# TASK TO CARRY OUT
Go through the material below and copy each line where the word "value" appears.

# MATERIAL FOR THIS TASK

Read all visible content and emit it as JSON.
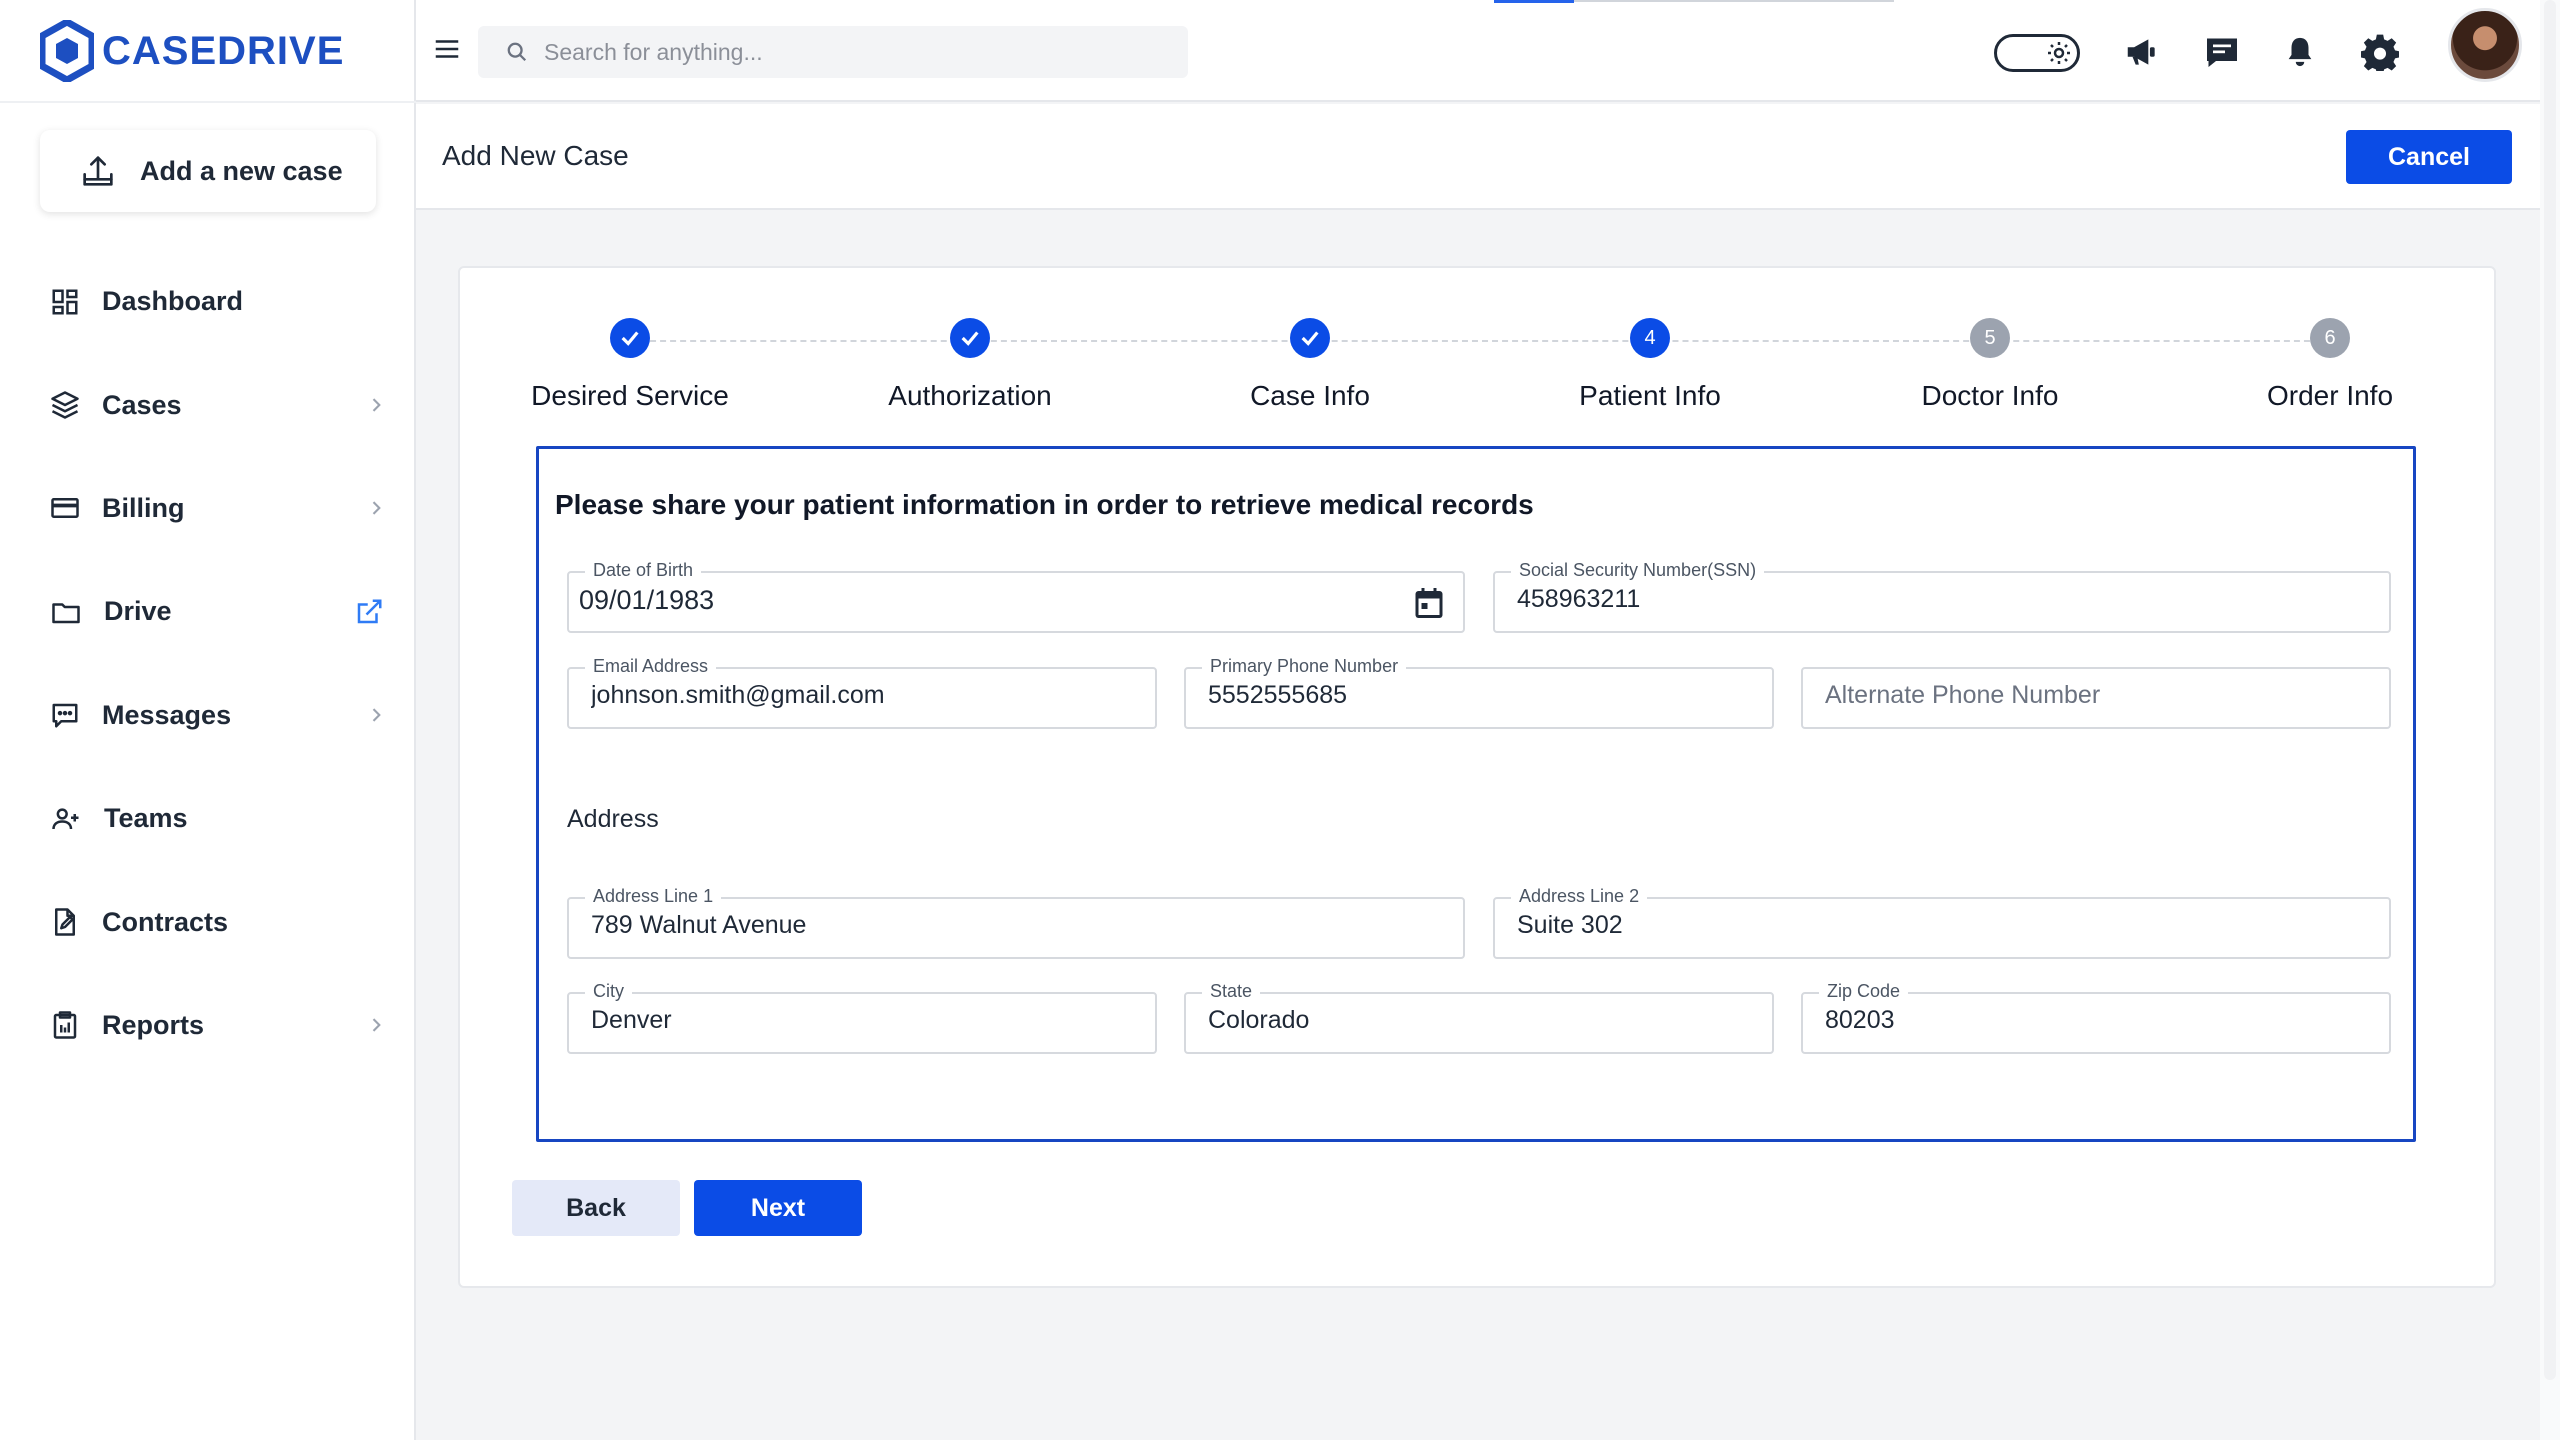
{
  "app": {
    "name": "CASEDRIVE",
    "brand_color": "#1d4fc1",
    "accent_color": "#0b4ce6"
  },
  "sidebar": {
    "add_case_label": "Add a new case",
    "items": [
      {
        "label": "Dashboard",
        "icon": "grid-icon",
        "has_chevron": false
      },
      {
        "label": "Cases",
        "icon": "layers-icon",
        "has_chevron": true
      },
      {
        "label": "Billing",
        "icon": "credit-card-icon",
        "has_chevron": true
      },
      {
        "label": "Drive",
        "icon": "folder-icon",
        "external_link": true
      },
      {
        "label": "Messages",
        "icon": "message-square-icon",
        "has_chevron": true
      },
      {
        "label": "Teams",
        "icon": "users-icon",
        "has_chevron": false
      },
      {
        "label": "Contracts",
        "icon": "file-edit-icon",
        "has_chevron": false
      },
      {
        "label": "Reports",
        "icon": "clipboard-icon",
        "has_chevron": true
      }
    ]
  },
  "topbar": {
    "search_placeholder": "Search for anything...",
    "icons": [
      "theme-toggle-icon",
      "megaphone-icon",
      "chat-icon",
      "bell-icon",
      "gear-icon",
      "avatar"
    ]
  },
  "header": {
    "title": "Add New Case",
    "cancel_label": "Cancel"
  },
  "stepper": {
    "steps": [
      {
        "label": "Desired Service",
        "state": "done",
        "number": "1"
      },
      {
        "label": "Authorization",
        "state": "done",
        "number": "2"
      },
      {
        "label": "Case Info",
        "state": "done",
        "number": "3"
      },
      {
        "label": "Patient Info",
        "state": "active",
        "number": "4"
      },
      {
        "label": "Doctor Info",
        "state": "pending",
        "number": "5"
      },
      {
        "label": "Order Info",
        "state": "pending",
        "number": "6"
      }
    ]
  },
  "form": {
    "heading": "Please share your patient information in order to retrieve medical records",
    "dob": {
      "label": "Date of Birth",
      "value": "09/01/1983"
    },
    "ssn": {
      "label": "Social Security Number(SSN)",
      "value": "458963211"
    },
    "email": {
      "label": "Email Address",
      "value": "johnson.smith@gmail.com"
    },
    "primary_phone": {
      "label": "Primary Phone Number",
      "value": "5552555685"
    },
    "alt_phone": {
      "placeholder": "Alternate Phone Number",
      "value": ""
    },
    "address_section_label": "Address",
    "address1": {
      "label": "Address Line 1",
      "value": "789 Walnut Avenue"
    },
    "address2": {
      "label": "Address Line 2",
      "value": "Suite 302"
    },
    "city": {
      "label": "City",
      "value": "Denver"
    },
    "state": {
      "label": "State",
      "value": "Colorado"
    },
    "zip": {
      "label": "Zip Code",
      "value": "80203"
    }
  },
  "actions": {
    "back_label": "Back",
    "next_label": "Next"
  }
}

# ANSWER TO THIS TASK
      "value": "09/01/1983"
      "value": "458963211"
      "value": "johnson.smith@gmail.com"
      "value": "5552555685"
      "value": ""
      "value": "789 Walnut Avenue"
      "value": "Suite 302"
      "value": "Denver"
      "value": "Colorado"
      "value": "80203"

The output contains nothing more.